Rock songwriting peaked with Peter Gabriel’s “Solsbury Hill.”
Also – Can we talk about how awesome Manu Katche on drums is? The bald bass player gets all the attention but Katche kills it by taking what’s a simple part and making it more full while not taking away from the original at all. Just fantastic.
Like, no one should have a tattoo of Huey Lewis and the News, for heaven’s sake. But if you don’t absent-mindedly nod your head to “If This Is It” then you are a false human, made of synthetic plastic and lying to everyone about everything.
via Bands That Did Their Damn Job – CollegeHumor Article.
This whole thing is pretty funny. There are a lot of bands that I like a lot that would fall into this category: They’re nowhere near my favorite but I like their stuff a lot and listen to it often because it does what it needs to do.
Last week the trailer for The Internship was released. It’s terrible on a number of levels, from the ridiculous levels of cultural ignorance shown by Vaughn and Wilson’s characters (they know The Hunger Games but not X-Men? Really?) to the tired generational jokes on display here. But in an odd way it appears that this is to Silicon Valley what Top Gun was to the defense industry, a thinly veiled piece of propaganda wrapped in a homoerotic narrative.
More interesting than the trailer itself (which isn’t a high bar to clear) is the way it was released, via Google+ Hangout, showing just how much corporate involvement there was in the movie’s making and how they see the movie as a giant commercial.

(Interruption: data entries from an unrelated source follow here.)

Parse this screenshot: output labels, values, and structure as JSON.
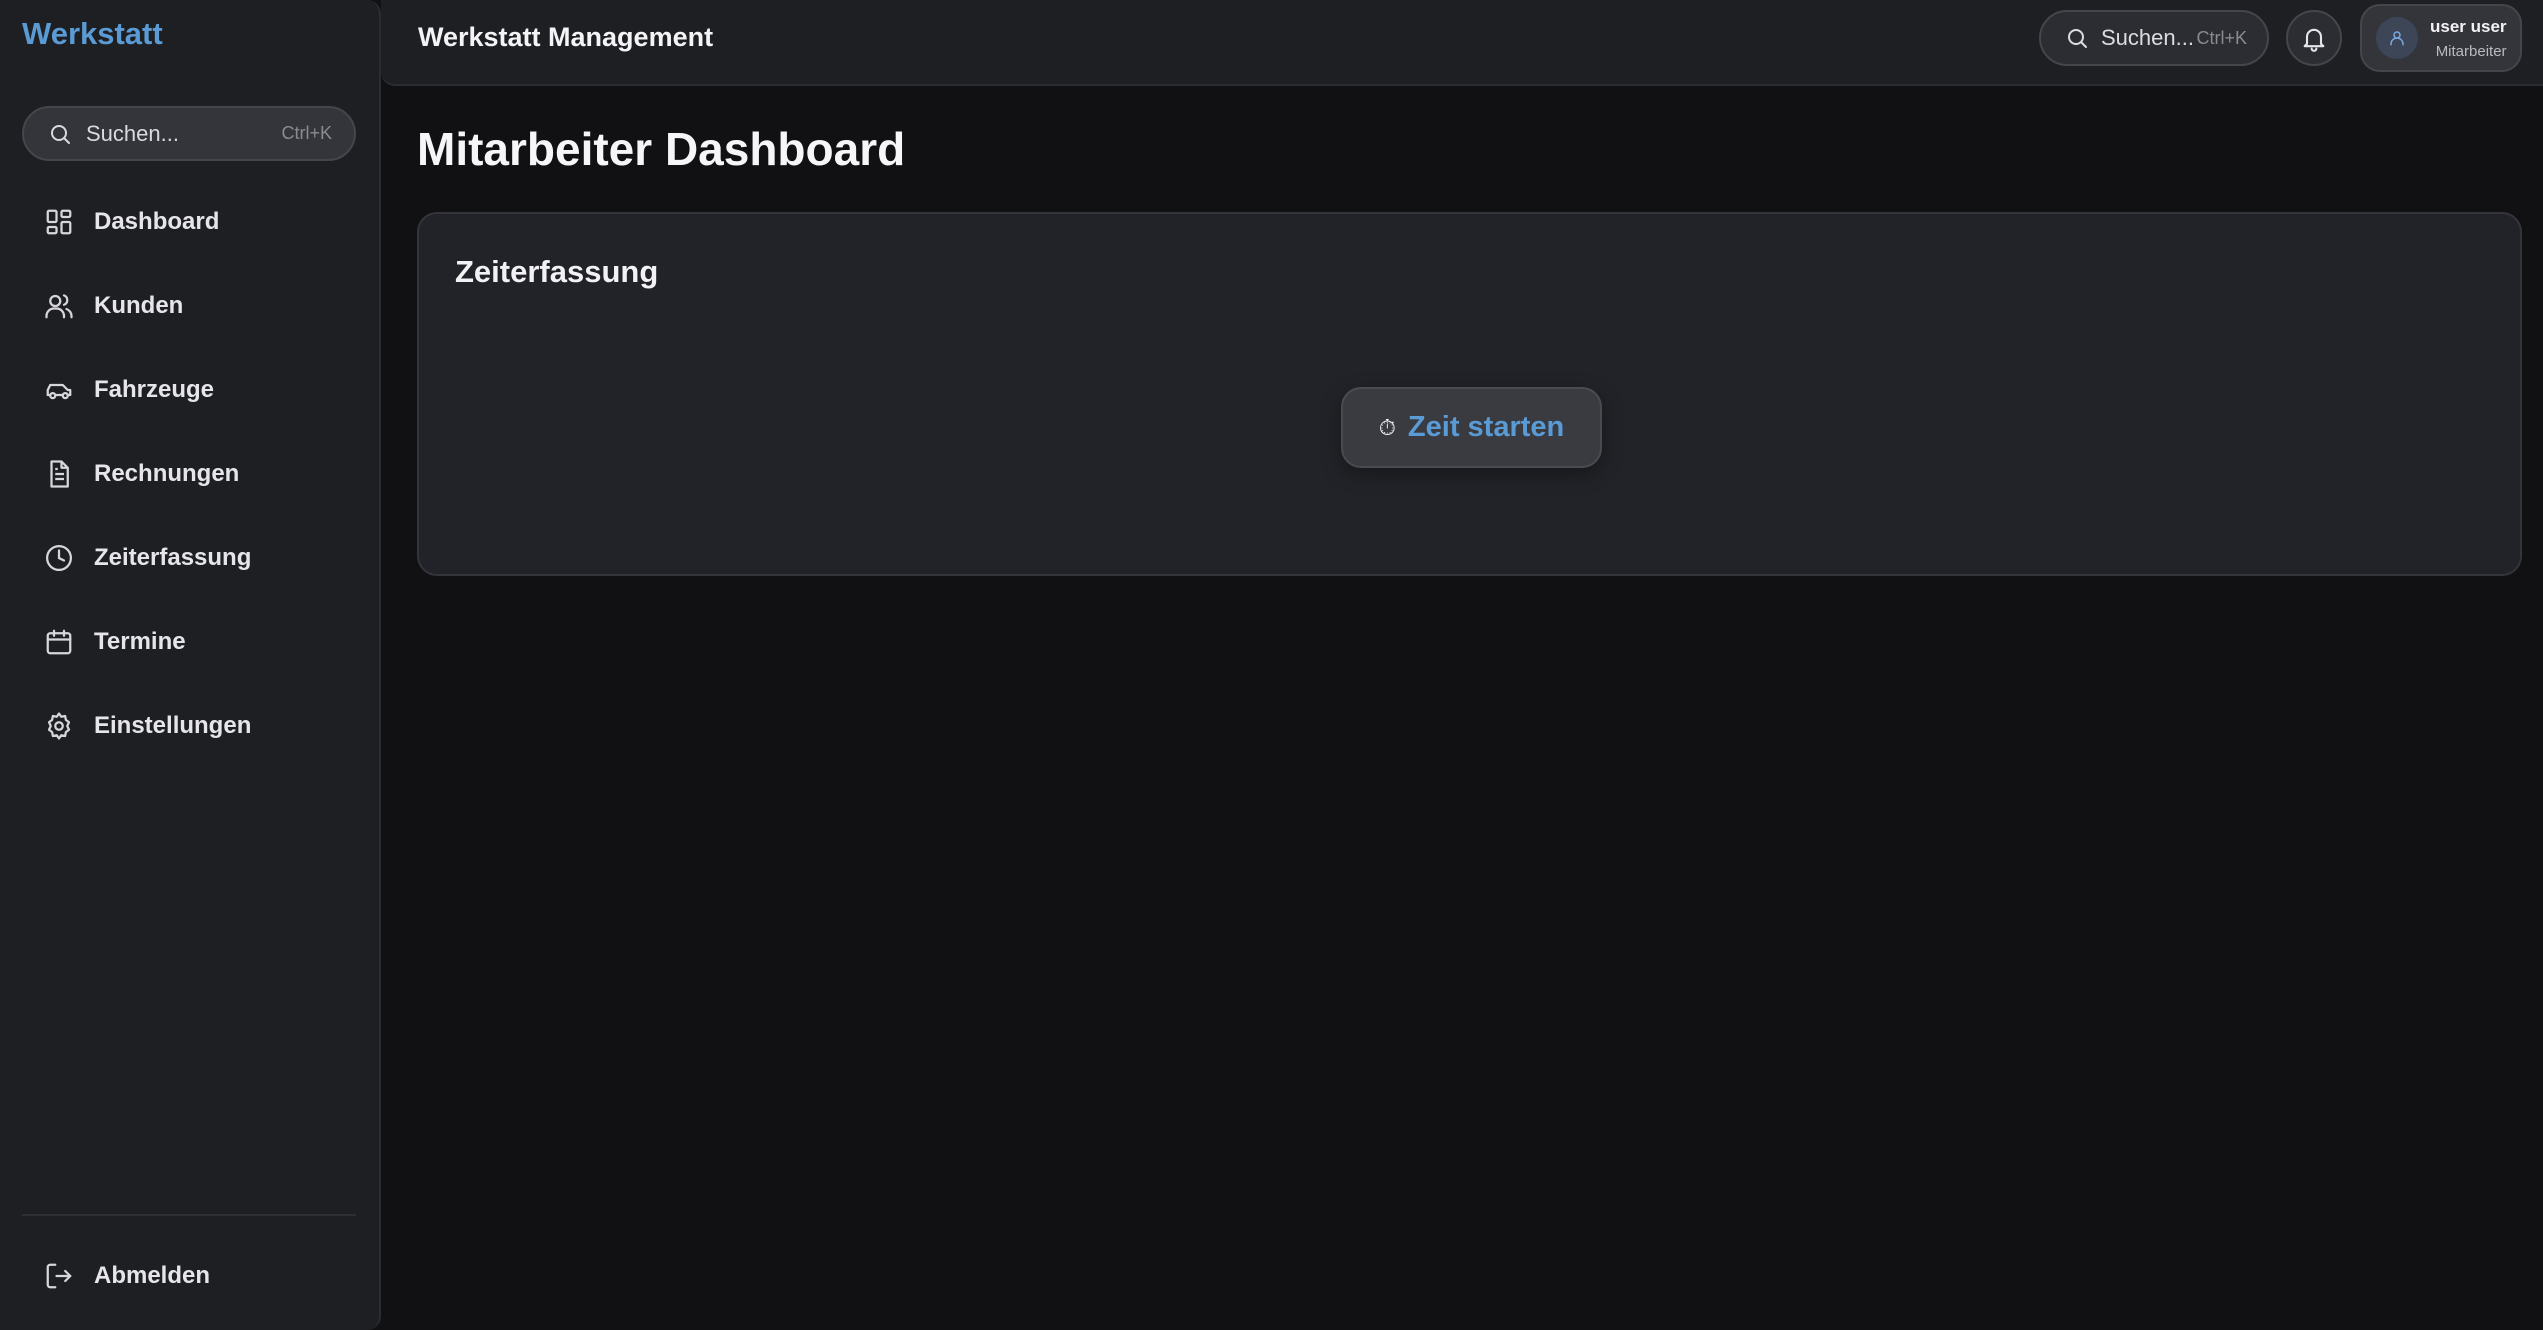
{
  "sidebar": {
    "brand": "Werkstatt",
    "search": {
      "placeholder": "Suchen...",
      "shortcut": "Ctrl+K"
    },
    "items": [
      {
        "label": "Dashboard",
        "icon": "dashboard-grid-icon"
      },
      {
        "label": "Kunden",
        "icon": "users-icon"
      },
      {
        "label": "Fahrzeuge",
        "icon": "car-icon"
      },
      {
        "label": "Rechnungen",
        "icon": "document-icon"
      },
      {
        "label": "Zeiterfassung",
        "icon": "clock-icon"
      },
      {
        "label": "Termine",
        "icon": "calendar-icon"
      },
      {
        "label": "Einstellungen",
        "icon": "gear-icon"
      }
    ],
    "logout": {
      "label": "Abmelden",
      "icon": "logout-icon"
    }
  },
  "topbar": {
    "title": "Werkstatt Management",
    "search": {
      "placeholder": "Suchen...",
      "shortcut": "Ctrl+K"
    },
    "user": {
      "name": "user user",
      "role": "Mitarbeiter"
    }
  },
  "main": {
    "page_title": "Mitarbeiter Dashboard",
    "card": {
      "title": "Zeiterfassung",
      "start_button": {
        "icon": "⏱",
        "label": "Zeit starten"
      }
    }
  },
  "colors": {
    "accent": "#5b9bd5",
    "background": "#111114",
    "panel": "#1e1f23",
    "card": "#222328"
  }
}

There’s a lot of meaning about the nature web content packed into this sentence from Tumblr in their announcement of a redesigned publishing interface:
After months of careful crafting, we’ve reduced creation on Tumblr to its essence, while carrying over every single feature and making room for some BIG new ones (like completely customizable drag-and-drop photoset creation, faster uploads, and inline reblogging!).
There’s so much about the state of online news media that is summed up in this paragraph in a story about Slate and the pivots it’s trying to make:
In this regard, Slate is like other high-minded publications navigating a tough, even contradictory mission. On one hand, they promise smart and independent ideas; on the other, they’re heeding social media metrics that could tug them to the lowest common denominator. While news sites like BuzzFeed cut their teeth on silly cat photos only to climb up the intellectual and media food chain, it’s unclear whether this process can work in the opposite direction.
The ending of The Verge’s piece on the current state of traffic and editorial direction at digg is all about how the site, at this moment, isn’t giving people enough power and say in what stories are surfaced on the front page and how there aren’t profiles people can set up. And it ends with this conclusion:
The last time Digg took some control back from users was in 2010, when the “version 4” redesign caused a revolt and mass exodus to Reddit. That level of disaster hasn’t happened with this redesign. But without empowering its users, Digg may have trouble making a real dent in the online conversation.
Heading to San Fran for a few days. Leaving O’Hare about an hour and a half late but none the worse for wear.
My latest on Voce Nation.